What President Obama Could Learn from FDR "The bill opens the door and invites the entrance into the political field of a power so vast, so powerful as to threaten the integrity of our institutions and to pull the pillars of the temple down upon the heads of our descendents." Not an attack on healthcare reform , it's what a New York congressman said 75 years ago about Social Security . President Roosevelt's proposal was branded as one that would establish a government bureaucracy that would drive private insurance companies out of business. Is there a lesson here for President Obama? Nancy Altman is author of The Battle for Social Security : From FDR's Vision to Bush's Gamble.
White House budget proposal slashes and burns President Trump's first budget request is considered dead on arrival in Congress — a familiar development in Capitol Hill. We hear what it reveals about the priorities of the new administration. What's likely to die… and what might survive?
The longest US war: Will Trump send more troops to Afghanistan? The Trump White House is divided over the Pentagon's request for more troops in Afghanistan—where the US has been fighting for the past 16 years. Is there a formula -- either for "victory" or a political settlement? Is there an end in sight for America's longest war?

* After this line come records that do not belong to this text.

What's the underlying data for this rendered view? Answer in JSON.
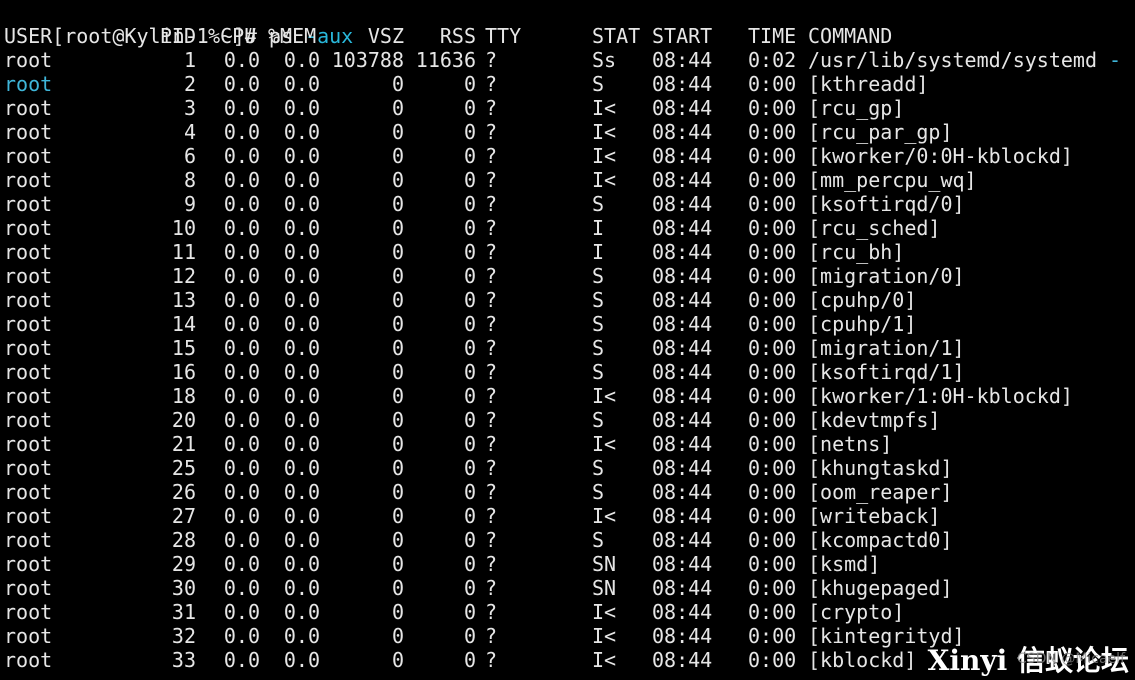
{
  "prompt": {
    "text": "[root@Kylin-1 ~]# ps ",
    "arg": "-aux"
  },
  "headers": {
    "user": "USER",
    "pid": "PID",
    "cpu": "%CPU",
    "mem": "%MEM",
    "vsz": "VSZ",
    "rss": "RSS",
    "tty": "TTY",
    "stat": "STAT",
    "start": "START",
    "time": "TIME",
    "command": "COMMAND"
  },
  "rows": [
    {
      "user": "root",
      "pid": "1",
      "cpu": "0.0",
      "mem": "0.0",
      "vsz": "103788",
      "rss": "11636",
      "tty": "?",
      "stat": "Ss",
      "start": "08:44",
      "time": "0:02",
      "command": "/usr/lib/systemd/systemd ",
      "command_suffix": "-"
    },
    {
      "user": "root",
      "pid": "2",
      "cpu": "0.0",
      "mem": "0.0",
      "vsz": "0",
      "rss": "0",
      "tty": "?",
      "stat": "S",
      "start": "08:44",
      "time": "0:00",
      "command": "[kthreadd]",
      "highlight": true
    },
    {
      "user": "root",
      "pid": "3",
      "cpu": "0.0",
      "mem": "0.0",
      "vsz": "0",
      "rss": "0",
      "tty": "?",
      "stat": "I<",
      "start": "08:44",
      "time": "0:00",
      "command": "[rcu_gp]"
    },
    {
      "user": "root",
      "pid": "4",
      "cpu": "0.0",
      "mem": "0.0",
      "vsz": "0",
      "rss": "0",
      "tty": "?",
      "stat": "I<",
      "start": "08:44",
      "time": "0:00",
      "command": "[rcu_par_gp]"
    },
    {
      "user": "root",
      "pid": "6",
      "cpu": "0.0",
      "mem": "0.0",
      "vsz": "0",
      "rss": "0",
      "tty": "?",
      "stat": "I<",
      "start": "08:44",
      "time": "0:00",
      "command": "[kworker/0:0H-kblockd]"
    },
    {
      "user": "root",
      "pid": "8",
      "cpu": "0.0",
      "mem": "0.0",
      "vsz": "0",
      "rss": "0",
      "tty": "?",
      "stat": "I<",
      "start": "08:44",
      "time": "0:00",
      "command": "[mm_percpu_wq]"
    },
    {
      "user": "root",
      "pid": "9",
      "cpu": "0.0",
      "mem": "0.0",
      "vsz": "0",
      "rss": "0",
      "tty": "?",
      "stat": "S",
      "start": "08:44",
      "time": "0:00",
      "command": "[ksoftirqd/0]"
    },
    {
      "user": "root",
      "pid": "10",
      "cpu": "0.0",
      "mem": "0.0",
      "vsz": "0",
      "rss": "0",
      "tty": "?",
      "stat": "I",
      "start": "08:44",
      "time": "0:00",
      "command": "[rcu_sched]"
    },
    {
      "user": "root",
      "pid": "11",
      "cpu": "0.0",
      "mem": "0.0",
      "vsz": "0",
      "rss": "0",
      "tty": "?",
      "stat": "I",
      "start": "08:44",
      "time": "0:00",
      "command": "[rcu_bh]"
    },
    {
      "user": "root",
      "pid": "12",
      "cpu": "0.0",
      "mem": "0.0",
      "vsz": "0",
      "rss": "0",
      "tty": "?",
      "stat": "S",
      "start": "08:44",
      "time": "0:00",
      "command": "[migration/0]"
    },
    {
      "user": "root",
      "pid": "13",
      "cpu": "0.0",
      "mem": "0.0",
      "vsz": "0",
      "rss": "0",
      "tty": "?",
      "stat": "S",
      "start": "08:44",
      "time": "0:00",
      "command": "[cpuhp/0]"
    },
    {
      "user": "root",
      "pid": "14",
      "cpu": "0.0",
      "mem": "0.0",
      "vsz": "0",
      "rss": "0",
      "tty": "?",
      "stat": "S",
      "start": "08:44",
      "time": "0:00",
      "command": "[cpuhp/1]"
    },
    {
      "user": "root",
      "pid": "15",
      "cpu": "0.0",
      "mem": "0.0",
      "vsz": "0",
      "rss": "0",
      "tty": "?",
      "stat": "S",
      "start": "08:44",
      "time": "0:00",
      "command": "[migration/1]"
    },
    {
      "user": "root",
      "pid": "16",
      "cpu": "0.0",
      "mem": "0.0",
      "vsz": "0",
      "rss": "0",
      "tty": "?",
      "stat": "S",
      "start": "08:44",
      "time": "0:00",
      "command": "[ksoftirqd/1]"
    },
    {
      "user": "root",
      "pid": "18",
      "cpu": "0.0",
      "mem": "0.0",
      "vsz": "0",
      "rss": "0",
      "tty": "?",
      "stat": "I<",
      "start": "08:44",
      "time": "0:00",
      "command": "[kworker/1:0H-kblockd]"
    },
    {
      "user": "root",
      "pid": "20",
      "cpu": "0.0",
      "mem": "0.0",
      "vsz": "0",
      "rss": "0",
      "tty": "?",
      "stat": "S",
      "start": "08:44",
      "time": "0:00",
      "command": "[kdevtmpfs]"
    },
    {
      "user": "root",
      "pid": "21",
      "cpu": "0.0",
      "mem": "0.0",
      "vsz": "0",
      "rss": "0",
      "tty": "?",
      "stat": "I<",
      "start": "08:44",
      "time": "0:00",
      "command": "[netns]"
    },
    {
      "user": "root",
      "pid": "25",
      "cpu": "0.0",
      "mem": "0.0",
      "vsz": "0",
      "rss": "0",
      "tty": "?",
      "stat": "S",
      "start": "08:44",
      "time": "0:00",
      "command": "[khungtaskd]"
    },
    {
      "user": "root",
      "pid": "26",
      "cpu": "0.0",
      "mem": "0.0",
      "vsz": "0",
      "rss": "0",
      "tty": "?",
      "stat": "S",
      "start": "08:44",
      "time": "0:00",
      "command": "[oom_reaper]"
    },
    {
      "user": "root",
      "pid": "27",
      "cpu": "0.0",
      "mem": "0.0",
      "vsz": "0",
      "rss": "0",
      "tty": "?",
      "stat": "I<",
      "start": "08:44",
      "time": "0:00",
      "command": "[writeback]"
    },
    {
      "user": "root",
      "pid": "28",
      "cpu": "0.0",
      "mem": "0.0",
      "vsz": "0",
      "rss": "0",
      "tty": "?",
      "stat": "S",
      "start": "08:44",
      "time": "0:00",
      "command": "[kcompactd0]"
    },
    {
      "user": "root",
      "pid": "29",
      "cpu": "0.0",
      "mem": "0.0",
      "vsz": "0",
      "rss": "0",
      "tty": "?",
      "stat": "SN",
      "start": "08:44",
      "time": "0:00",
      "command": "[ksmd]"
    },
    {
      "user": "root",
      "pid": "30",
      "cpu": "0.0",
      "mem": "0.0",
      "vsz": "0",
      "rss": "0",
      "tty": "?",
      "stat": "SN",
      "start": "08:44",
      "time": "0:00",
      "command": "[khugepaged]"
    },
    {
      "user": "root",
      "pid": "31",
      "cpu": "0.0",
      "mem": "0.0",
      "vsz": "0",
      "rss": "0",
      "tty": "?",
      "stat": "I<",
      "start": "08:44",
      "time": "0:00",
      "command": "[crypto]"
    },
    {
      "user": "root",
      "pid": "32",
      "cpu": "0.0",
      "mem": "0.0",
      "vsz": "0",
      "rss": "0",
      "tty": "?",
      "stat": "I<",
      "start": "08:44",
      "time": "0:00",
      "command": "[kintegrityd]"
    },
    {
      "user": "root",
      "pid": "33",
      "cpu": "0.0",
      "mem": "0.0",
      "vsz": "0",
      "rss": "0",
      "tty": "?",
      "stat": "I<",
      "start": "08:44",
      "time": "0:00",
      "command": "[kblockd]"
    }
  ],
  "watermark": {
    "main": "Xinyi 信蚁论坛",
    "sub": "CSDN @Micaelf"
  },
  "colors": {
    "background": "#000000",
    "foreground": "#e6e6e6",
    "accent": "#29b8db"
  }
}
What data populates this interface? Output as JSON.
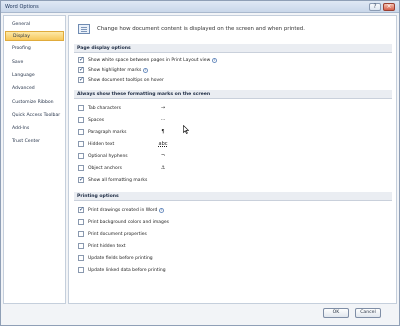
{
  "window": {
    "title": "Word Options",
    "help_symbol": "?",
    "close_symbol": "×"
  },
  "sidebar": {
    "items": [
      {
        "label": "General"
      },
      {
        "label": "Display",
        "active": true
      },
      {
        "label": "Proofing"
      },
      {
        "label": "Save"
      },
      {
        "label": "Language"
      },
      {
        "label": "Advanced"
      },
      {
        "label": "Customize Ribbon"
      },
      {
        "label": "Quick Access Toolbar"
      },
      {
        "label": "Add-Ins"
      },
      {
        "label": "Trust Center"
      }
    ]
  },
  "header": {
    "text": "Change how document content is displayed on the screen and when printed."
  },
  "sections": {
    "page_display": {
      "title": "Page display options",
      "options": [
        {
          "label": "Show white space between pages in Print Layout view",
          "checked": true,
          "info": true
        },
        {
          "label": "Show highlighter marks",
          "checked": true,
          "info": true
        },
        {
          "label": "Show document tooltips on hover",
          "checked": true,
          "info": false
        }
      ]
    },
    "formatting_marks": {
      "title": "Always show these formatting marks on the screen",
      "options": [
        {
          "label": "Tab characters",
          "checked": false,
          "mark": "→"
        },
        {
          "label": "Spaces",
          "checked": false,
          "mark": "···"
        },
        {
          "label": "Paragraph marks",
          "checked": false,
          "mark": "¶"
        },
        {
          "label": "Hidden text",
          "checked": false,
          "mark": "abc"
        },
        {
          "label": "Optional hyphens",
          "checked": false,
          "mark": "¬"
        },
        {
          "label": "Object anchors",
          "checked": false,
          "mark": "⚓"
        },
        {
          "label": "Show all formatting marks",
          "checked": true,
          "mark": ""
        }
      ]
    },
    "printing": {
      "title": "Printing options",
      "options": [
        {
          "label": "Print drawings created in Word",
          "checked": true,
          "info": true
        },
        {
          "label": "Print background colors and images",
          "checked": false
        },
        {
          "label": "Print document properties",
          "checked": false
        },
        {
          "label": "Print hidden text",
          "checked": false
        },
        {
          "label": "Update fields before printing",
          "checked": false
        },
        {
          "label": "Update linked data before printing",
          "checked": false
        }
      ]
    }
  },
  "buttons": {
    "ok": "OK",
    "cancel": "Cancel"
  },
  "colors": {
    "active_nav": "#f7c85b",
    "section_bg": "#eaedf2",
    "checkmark": "#1c3f77"
  }
}
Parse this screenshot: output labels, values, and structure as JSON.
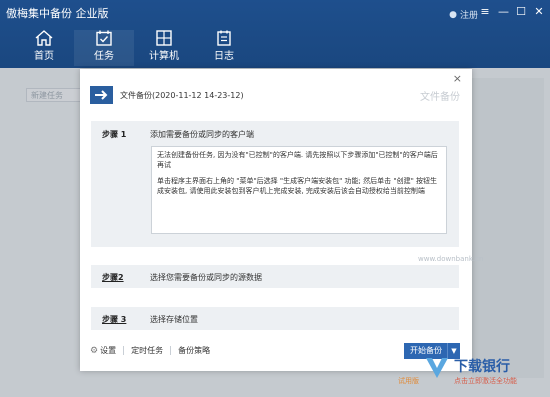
{
  "app": {
    "title": "傲梅集中备份 企业版"
  },
  "header": {
    "user_label": "注册",
    "window_controls": [
      "≡",
      "—",
      "☐",
      "✕"
    ],
    "nav": [
      {
        "label": "首页",
        "icon": "home-icon"
      },
      {
        "label": "任务",
        "icon": "calendar-check-icon"
      },
      {
        "label": "计算机",
        "icon": "windows-icon"
      },
      {
        "label": "日志",
        "icon": "log-icon"
      }
    ]
  },
  "background": {
    "new_task_placeholder": "新建任务"
  },
  "dialog": {
    "title": "文件备份(2020-11-12 14-23-12)",
    "type_label": "文件备份",
    "close": "×",
    "steps": [
      {
        "num": "步骤 1",
        "desc": "添加需要备份或同步的客户端"
      },
      {
        "num": "步骤2",
        "desc": "选择您需要备份或同步的源数据"
      },
      {
        "num": "步骤 3",
        "desc": "选择存储位置"
      }
    ],
    "step1_text": {
      "para1": "无法创建备份任务, 因为没有\"已控制\"的客户端. 请先按照以下步骤添加\"已控制\"的客户端后再试",
      "para2": "单击程序主界面右上角的 \"菜单\"后选择 \"生成客户端安装包\" 功能; 然后单击 \"创建\" 按钮生成安装包, 请使用此安装包到客户机上完成安装, 完成安装后该会自动授权给当前控制端"
    },
    "footer": {
      "settings": "设置",
      "schedule": "定时任务",
      "strategy": "备份策略"
    },
    "start_button": "开始备份"
  },
  "watermark": {
    "brand": "下载银行",
    "line1": "试用版",
    "line2": "点击立即激活全功能",
    "url": "www.downbank.cn"
  },
  "colors": {
    "header": "#1e4f8d",
    "accent": "#2d67b2"
  }
}
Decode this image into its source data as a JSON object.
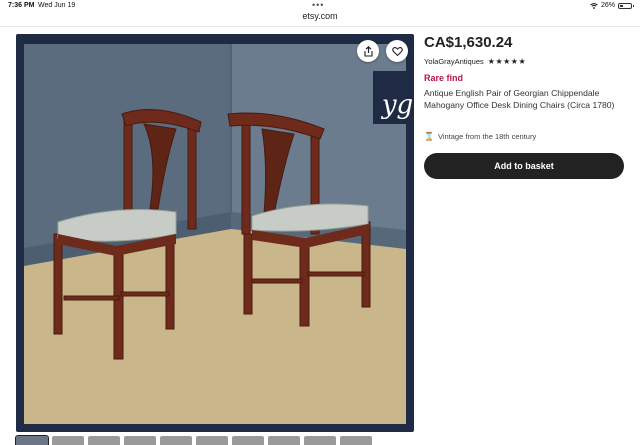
{
  "status_bar": {
    "time": "7:36 PM",
    "date": "Wed Jun 19",
    "dots": "•••",
    "battery_percent": "26%",
    "battery_level": 0.26
  },
  "browser": {
    "url": "etsy.com"
  },
  "listing": {
    "logo_text": "yg",
    "price": "CA$1,630.24",
    "shop_name": "YolaGrayAntiques",
    "rating_stars": "★★★★★",
    "rating": 5,
    "badge": "Rare find",
    "title": "Antique English Pair of Georgian Chippendale Mahogany Office Desk Dining Chairs (Circa 1780)",
    "vintage_note": "Vintage from the 18th century",
    "cta": "Add to basket",
    "icons": {
      "share": "share-icon",
      "favorite": "heart-icon",
      "vintage": "hourglass-icon"
    }
  },
  "thumbnails": [
    {
      "label": ""
    },
    {
      "label": ""
    },
    {
      "label": ""
    },
    {
      "label": ""
    },
    {
      "label": ""
    },
    {
      "label": ""
    },
    {
      "label": ""
    },
    {
      "label": ""
    },
    {
      "label": ""
    },
    {
      "label": ""
    }
  ],
  "colors": {
    "badge": "#b2174e",
    "button_bg": "#222222",
    "image_frame": "#1f2b44"
  }
}
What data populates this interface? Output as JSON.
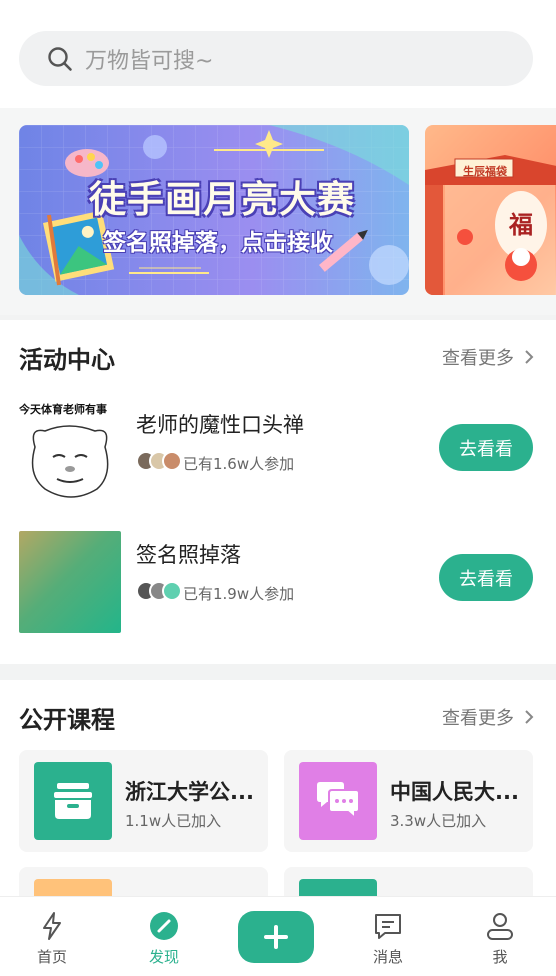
{
  "search": {
    "placeholder": "万物皆可搜~"
  },
  "banners": [
    {
      "title": "徒手画月亮大赛",
      "subtitle": "签名照掉落，点击接收"
    },
    {
      "sign": "生辰福袋",
      "char": "福"
    }
  ],
  "activity": {
    "title": "活动中心",
    "more": "查看更多",
    "items": [
      {
        "title": "老师的魔性口头禅",
        "count": "已有1.6w人参加",
        "button": "去看看",
        "thumb_caption": "今天体育老师有事"
      },
      {
        "title": "签名照掉落",
        "count": "已有1.9w人参加",
        "button": "去看看"
      }
    ]
  },
  "courses": {
    "title": "公开课程",
    "more": "查看更多",
    "items": [
      {
        "title": "浙江大学公...",
        "sub": "1.1w人已加入",
        "color": "#2bb18e"
      },
      {
        "title": "中国人民大...",
        "sub": "3.3w人已加入",
        "color": "#e07fe6"
      }
    ]
  },
  "tabs": [
    {
      "label": "首页"
    },
    {
      "label": "发现"
    },
    {
      "label": "消息"
    },
    {
      "label": "我"
    }
  ],
  "colors": {
    "accent": "#2bb18e"
  }
}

Replacing Obamacare: Now you see it… now you don’t As the Senate deliberates replacing Obmacare, health coverage for millions of people is at stake. There've been no public hearings, and a draft measure won't be made public. Is the House version so unpopular that that Senate is hiding a version that looks much the same?